After you've bashed the piece into a rough dome, take the piece to the planishing hammer and smooth it out. Be sure to keep checking it against the helmet frame, as the planishing will change the piece's shape as well.
Step 5: Cut the Hammered Dome Pieces to Fit the Frame
Now cut off the excess to fit the hammered dome pieces to the helmet frame. Just place the piece in the frame and draw a line matching the center of the frame band on each side and cut off the excess with the Beverly shear.
You can see I started with nearly an inch bulge around the triangle, so I had a lot to cut off.
Step 6: Fit the Dome
Use "temp rivets" (6-32 machine screws and wing nuts) to fit all the dome pieces to the frame. Using a 9/32 size drill bit (cobalt tipped works fastest), drill a hole in each corner of the triangle, right through into the frame. Use the temp rivets to bolt the dome piece to the frame. This is where you'll need to do some adjustments like hammering a better fit or cutting off excess to make every piece fit the dome, overlapping the frame as much as possible to add strength, but not overlapping the dome pieces with each other.
Notice in the photos how mangled the top and back frame-to-dome connections are? We'll cover those ugly mistakes with the small brass dome and half-domes. At least the plastic covering the sheet metal and brass bands (mostly) survived the hammering process, leaving the surface scuff-free and making it easier to polish later.
Step 7: Rivet the Helmet Together
Now that everything fits together and fits your head, it's time to rivet the helmet together with "permanent" rivets. (don't worry the rivets can be easily drilled out if you make a mistake).
Before you begin, remove any protective plastic that remains on the pieces and polish them using the buffer and buffing compound.
One by one, remove the temp rivets and replace with a 1/8" diameter rivet (either 1/4" or 1/8" depending on how many plates are stacked in that spot).
Then drill 1/8" holes about every 2.5" (or less to space them nicely) on the edges of each dome piece, and rivet with a 1/8" rivet (again either 1/4" or 1/8" depending on how many plates are in that spot), bolting it through the helmet frame.

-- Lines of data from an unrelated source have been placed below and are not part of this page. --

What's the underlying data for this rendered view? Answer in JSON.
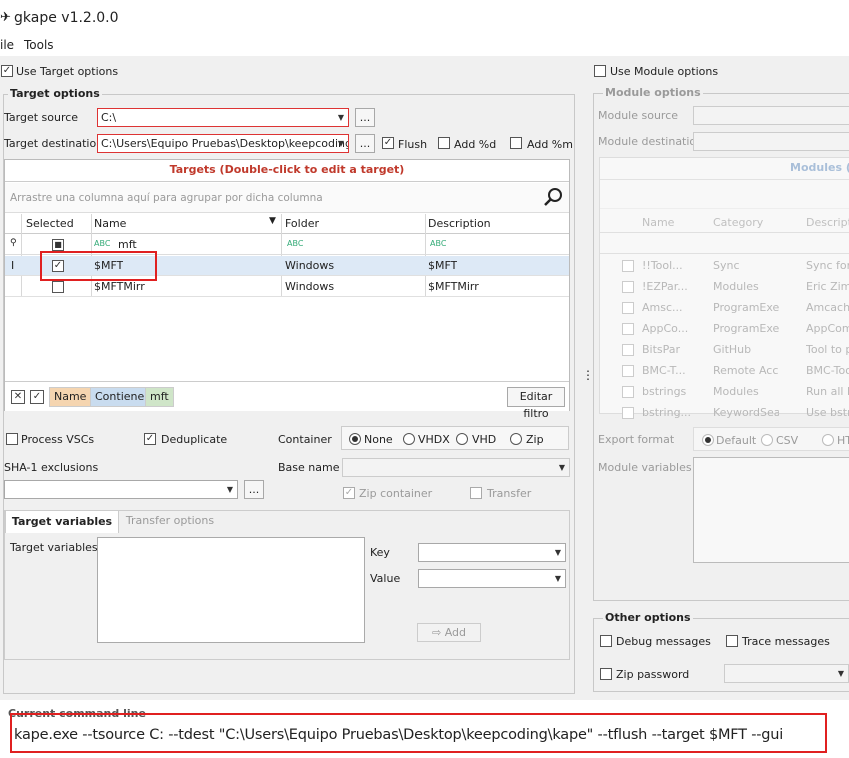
{
  "window": {
    "title": "gkape v1.2.0.0"
  },
  "menu": {
    "file": "ile",
    "tools": "Tools"
  },
  "target_options": {
    "use_label": "Use Target options",
    "group_title": "Target options",
    "source_label": "Target source",
    "source_value": "C:\\",
    "dest_label": "Target destination",
    "dest_value": "C:\\Users\\Equipo Pruebas\\Desktop\\keepcoding\\k",
    "flush_label": "Flush",
    "addd_label": "Add %d",
    "addm_label": "Add %m",
    "ellipsis": "..."
  },
  "targets": {
    "title": "Targets (Double-click to edit a target)",
    "group_hint": "Arrastre una columna aquí para agrupar por dicha columna",
    "columns": [
      "Selected",
      "Name",
      "Folder",
      "Description"
    ],
    "filter_row": {
      "name": "mft"
    },
    "rows": [
      {
        "name": "$MFT",
        "folder": "Windows",
        "description": "$MFT",
        "checked": true
      },
      {
        "name": "$MFTMirr",
        "folder": "Windows",
        "description": "$MFTMirr",
        "checked": false
      }
    ],
    "filter_chips": [
      "Name",
      "Contiene",
      "mft"
    ],
    "edit_filter": "Editar filtro"
  },
  "process": {
    "vsc": "Process VSCs",
    "dedup": "Deduplicate",
    "container_label": "Container",
    "container_options": [
      "None",
      "VHDX",
      "VHD",
      "Zip"
    ],
    "sha1_label": "SHA-1 exclusions",
    "basename_label": "Base name",
    "zip_container": "Zip container",
    "transfer": "Transfer"
  },
  "tabs": [
    "Target variables",
    "Transfer options"
  ],
  "target_vars": {
    "label": "Target variables",
    "key": "Key",
    "value": "Value",
    "add": "Add"
  },
  "module_options": {
    "use_label": "Use Module options",
    "group_title": "Module options",
    "source_label": "Module source",
    "dest_label": "Module destination",
    "modules_title": "Modules (D",
    "columns": [
      "Name",
      "Category",
      "Descripti"
    ],
    "rows": [
      [
        "!!Tool...",
        "Sync",
        "Sync for"
      ],
      [
        "!EZPar...",
        "Modules",
        "Eric Zimm"
      ],
      [
        "Amsc...",
        "ProgramExecuti",
        "Amcache"
      ],
      [
        "AppCo...",
        "ProgramExecuti",
        "AppComp"
      ],
      [
        "BitsPar",
        "GitHub",
        "Tool to pa"
      ],
      [
        "BMC-T...",
        "Remote Access",
        "BMC-Too"
      ],
      [
        "bstrings",
        "Modules",
        "Run all bs"
      ],
      [
        "bstring...",
        "KeywordSearch...",
        "Use bstri"
      ]
    ],
    "export_label": "Export format",
    "export_options": [
      "Default",
      "CSV",
      "HTM"
    ],
    "vars_label": "Module variables"
  },
  "other_options": {
    "title": "Other options",
    "debug": "Debug messages",
    "trace": "Trace messages",
    "zip_pw": "Zip password"
  },
  "command": {
    "label": "Current command line",
    "text": "kape.exe --tsource C: --tdest \"C:\\Users\\Equipo Pruebas\\Desktop\\keepcoding\\kape\" --tflush --target $MFT --gui"
  },
  "colors": {
    "highlight_red": "#e02020",
    "target_title": "#c0392b",
    "chip_name": "#f5d5b0",
    "chip_op": "#c9dcef",
    "chip_val": "#cfe5c8"
  }
}
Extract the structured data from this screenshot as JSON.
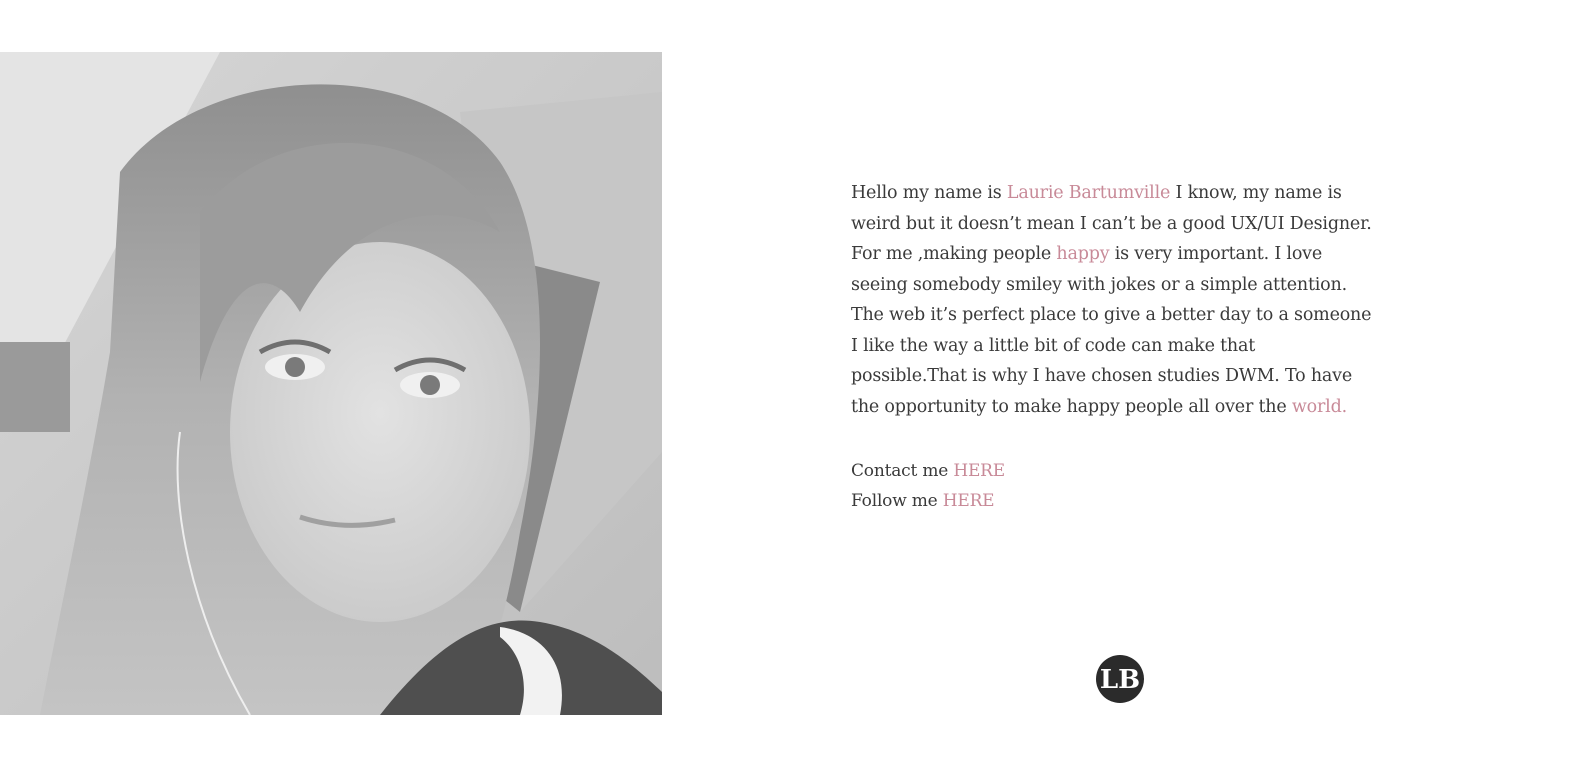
{
  "photo": {
    "icon": "portrait-photo"
  },
  "bio": {
    "line1": {
      "pre": "Hello my name is ",
      "name": "Laurie Bartumville",
      "post": " I know, my name is"
    },
    "line2": "weird but it doesn’t mean I can’t be a good UX/UI Designer.",
    "line3": {
      "pre": "For me ,making people ",
      "word": "happy",
      "post": " is very important. I love"
    },
    "line4": "seeing somebody smiley with jokes or a simple attention.",
    "line5": "The web it’s perfect place to give a better day to a someone",
    "line6": "I like the way a little bit of code can make that",
    "line7": "possible.That is why I have chosen studies DWM. To have",
    "line8": {
      "pre": "the opportunity to make happy people all over the ",
      "word": "world."
    }
  },
  "contacts": {
    "contact_label": "Contact me ",
    "contact_link": "HERE",
    "follow_label": "Follow me ",
    "follow_link": "HERE"
  },
  "logo": {
    "text": "LB",
    "icon": "lb-monogram-logo"
  },
  "colors": {
    "accent": "#c88a98",
    "text": "#3a3a3a",
    "logo": "#2b2b2b",
    "background": "#ffffff"
  }
}
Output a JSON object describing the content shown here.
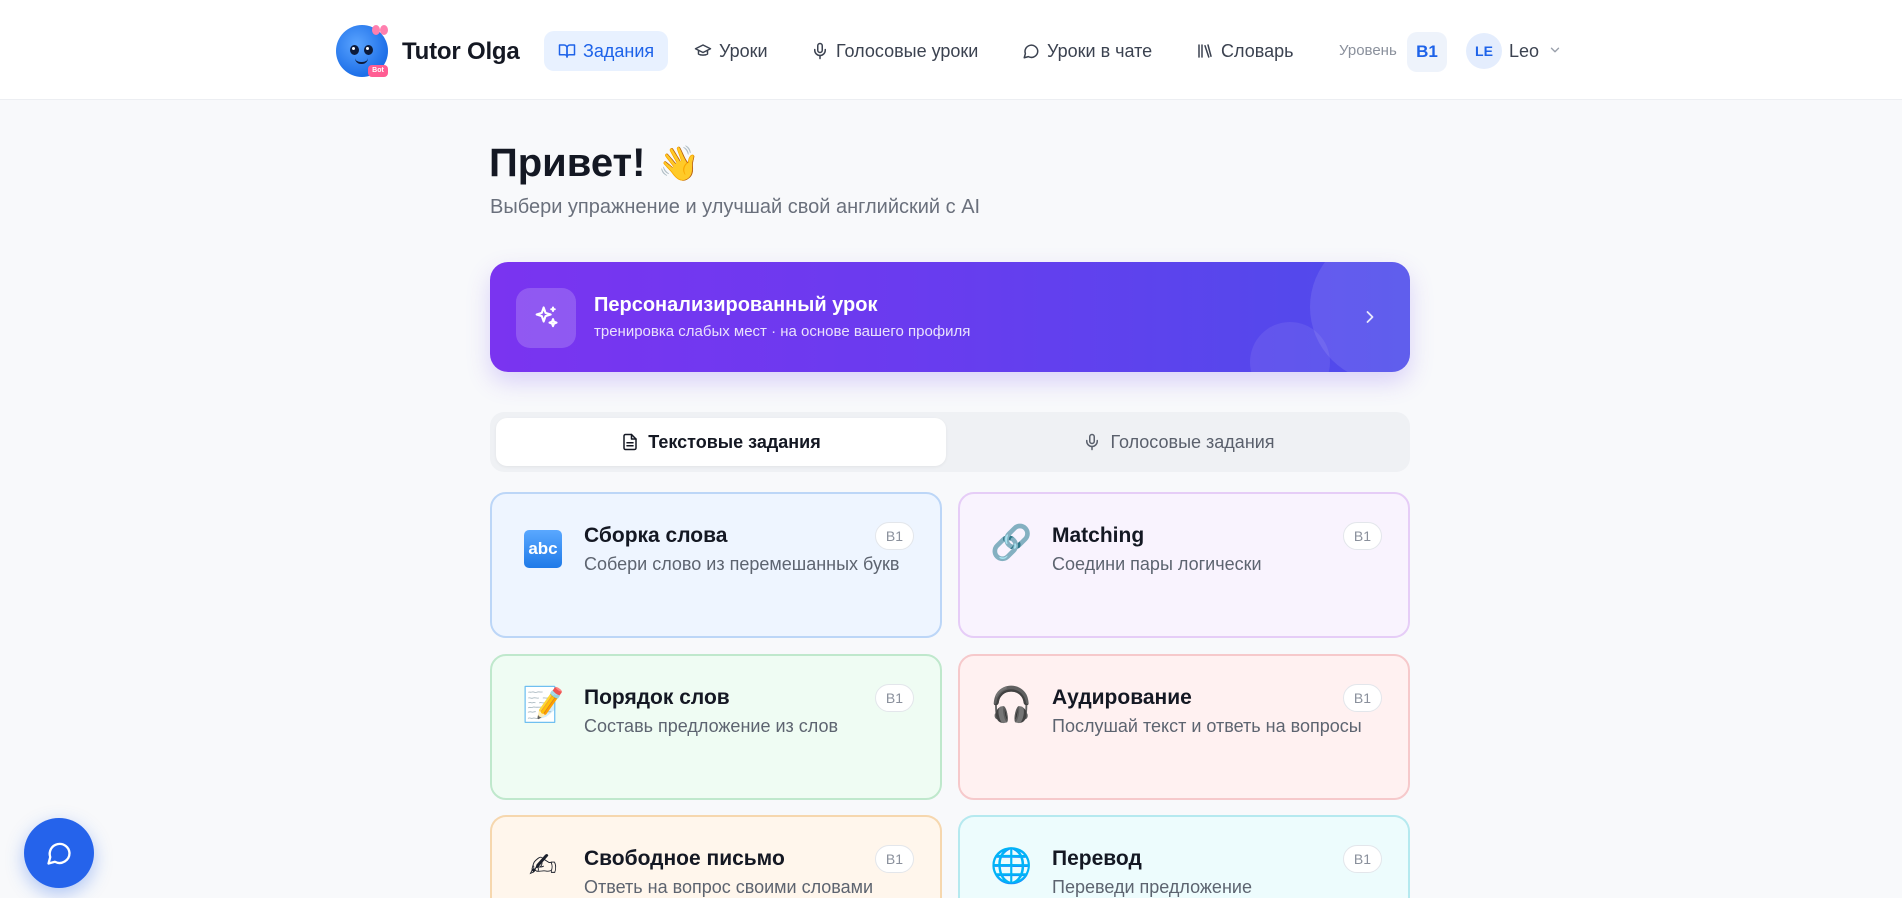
{
  "header": {
    "brand": "Tutor Olga",
    "logo_tag": "Bot",
    "nav": [
      {
        "label": "Задания",
        "icon": "book-open-icon",
        "active": true
      },
      {
        "label": "Уроки",
        "icon": "graduation-cap-icon",
        "active": false
      },
      {
        "label": "Голосовые уроки",
        "icon": "microphone-icon",
        "active": false
      },
      {
        "label": "Уроки в чате",
        "icon": "chat-bubble-icon",
        "active": false
      },
      {
        "label": "Словарь",
        "icon": "library-icon",
        "active": false
      }
    ],
    "level_label": "Уровень",
    "level": "B1",
    "user_initials": "LE",
    "user_name": "Leo"
  },
  "main": {
    "greeting": "Привет!",
    "greeting_emoji": "👋",
    "subtitle": "Выбери упражнение и улучшай свой английский с AI",
    "promo": {
      "title": "Персонализированный урок",
      "subtitle": "тренировка слабых мест · на основе вашего профиля",
      "icon": "sparkles-icon"
    },
    "tabs": [
      {
        "label": "Текстовые задания",
        "icon": "document-icon",
        "active": true
      },
      {
        "label": "Голосовые задания",
        "icon": "microphone-icon",
        "active": false
      }
    ],
    "cards": [
      {
        "title": "Сборка слова",
        "desc": "Собери слово из перемешанных букв",
        "badge": "B1",
        "icon": "abc-icon",
        "icon_text": "abc",
        "bg": "#eef5ff",
        "border": "#bcd6f7"
      },
      {
        "title": "Matching",
        "desc": "Соедини пары логически",
        "badge": "B1",
        "icon": "link-icon",
        "icon_text": "🔗",
        "bg": "#f9f3fe",
        "border": "#e6cdf7"
      },
      {
        "title": "Порядок слов",
        "desc": "Составь предложение из слов",
        "badge": "B1",
        "icon": "memo-icon",
        "icon_text": "📝",
        "bg": "#effcf3",
        "border": "#bfe8cc"
      },
      {
        "title": "Аудирование",
        "desc": "Послушай текст и ответь на вопросы",
        "badge": "B1",
        "icon": "headphones-icon",
        "icon_text": "🎧",
        "bg": "#fff1f1",
        "border": "#f6c9cb"
      },
      {
        "title": "Свободное письмо",
        "desc": "Ответь на вопрос своими словами",
        "badge": "B1",
        "icon": "writing-hand-icon",
        "icon_text": "✍",
        "bg": "#fff6ec",
        "border": "#f6d7ae"
      },
      {
        "title": "Перевод",
        "desc": "Переведи предложение",
        "badge": "B1",
        "icon": "globe-icon",
        "icon_text": "🌐",
        "bg": "#edfcfd",
        "border": "#b5e9ef"
      }
    ]
  },
  "colors": {
    "accent": "#2563eb",
    "promo_start": "#7a34f0",
    "promo_end": "#4e4ceb"
  }
}
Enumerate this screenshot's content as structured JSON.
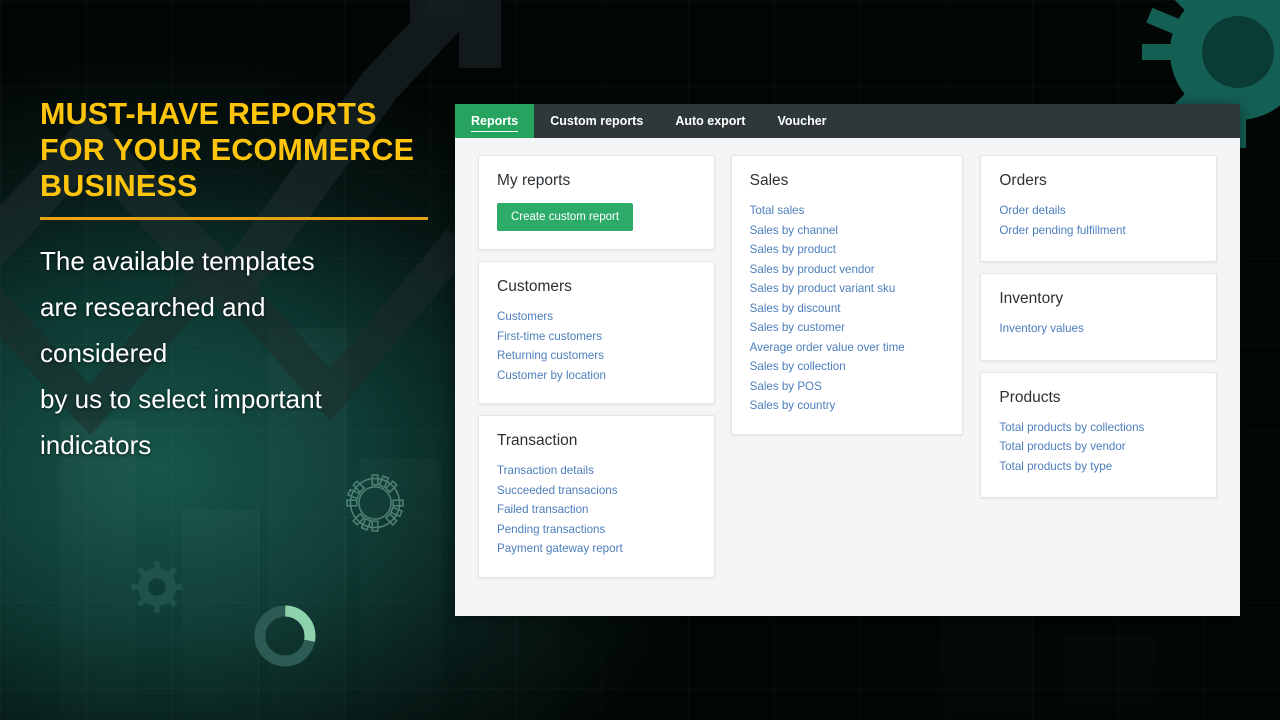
{
  "promo": {
    "headline": "Must-have reports\nfor your\necommerce business",
    "body": "The available templates\nare researched and\nconsidered\nby us to select important\nindicators",
    "accent_color": "#FFC50D",
    "rule_color": "#E8A317"
  },
  "app": {
    "accent_green": "#25A35F",
    "button_green": "#2CAC68",
    "tabbar_bg": "#2E3838",
    "link_color": "#4C7EBD",
    "tabs": [
      {
        "label": "Reports",
        "active": true
      },
      {
        "label": "Custom reports",
        "active": false
      },
      {
        "label": "Auto export",
        "active": false
      },
      {
        "label": "Voucher",
        "active": false
      }
    ],
    "columns": {
      "left": [
        {
          "title": "My reports",
          "button": "Create custom report",
          "links": []
        },
        {
          "title": "Customers",
          "links": [
            "Customers",
            "First-time customers",
            "Returning customers",
            "Customer by location"
          ]
        },
        {
          "title": "Transaction",
          "links": [
            "Transaction details",
            "Succeeded transacions",
            "Failed transaction",
            "Pending transactions",
            "Payment gateway report"
          ]
        }
      ],
      "middle": [
        {
          "title": "Sales",
          "links": [
            "Total sales",
            "Sales by channel",
            "Sales by product",
            "Sales by product vendor",
            "Sales by product variant sku",
            "Sales by discount",
            "Sales by customer",
            "Average order value over time",
            "Sales by collection",
            "Sales by POS",
            "Sales by country"
          ]
        }
      ],
      "right": [
        {
          "title": "Orders",
          "links": [
            "Order details",
            "Order pending fulfillment"
          ]
        },
        {
          "title": "Inventory",
          "links": [
            "Inventory values"
          ]
        },
        {
          "title": "Products",
          "links": [
            "Total products by collections",
            "Total products by vendor",
            "Total products by type"
          ]
        }
      ]
    }
  }
}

If a rivet keeps pulling through either use a longer rivet and/or use a rivet washer on the inside to add strength. I drew guide lines to keep the rivets lined up nicely.
Notice the top and back still look pretty ugly; they'll be covered with the small brass domes in the next step.
The last two photos show how it looks after being polished with the buffer and buffing compound.
Step 8: Decorate the Helmet
This is where you add the finishing touches to your helmet (and hide your mistakes).
Remember the ugly mess in the front, back, and top of the helmet? Now we hide those behind decorative plates that not only hide any mistakes but also add additional strength to the helmet.
Cut two circles from the brass plate large enough to cover any mistakes (like extra holes, crooked joins, etc) on the top, front, or back.
Dish out the two brass circles into shallow domes. Cut one in half. The full dome needs to be fitted and riveted to the top of the helmet, covering the rivets and rib/spine joins. One of the half-domes needs to be fitted and riveted to the front of the helmet and the remaining half-dome needs to be riveted to the back of the helmet (as seen in the photos).
As you can see, I've left the wing nuts on the sides of the helmet because I'm eventually going to add further decoration to the helmet (in another tutorial).
Step 9: Pad the Inside of the Helmet
Now all that's left is to add padding to the interior of the helmet.
Cut sections out of the 1/2" closed foam padding and fit to the inside of the helmet. Use a strong multipurpose adhesive, like Beacon's Quick Grip, to glue the padding to the interior of the helmet. The Quick Grip is as strong as super glue but takes a minute to set, giving you time to slide everything into the positions you want.
Once dried, the helmet should fit snugly to your head.
Participated in the
Halloween Costume Contest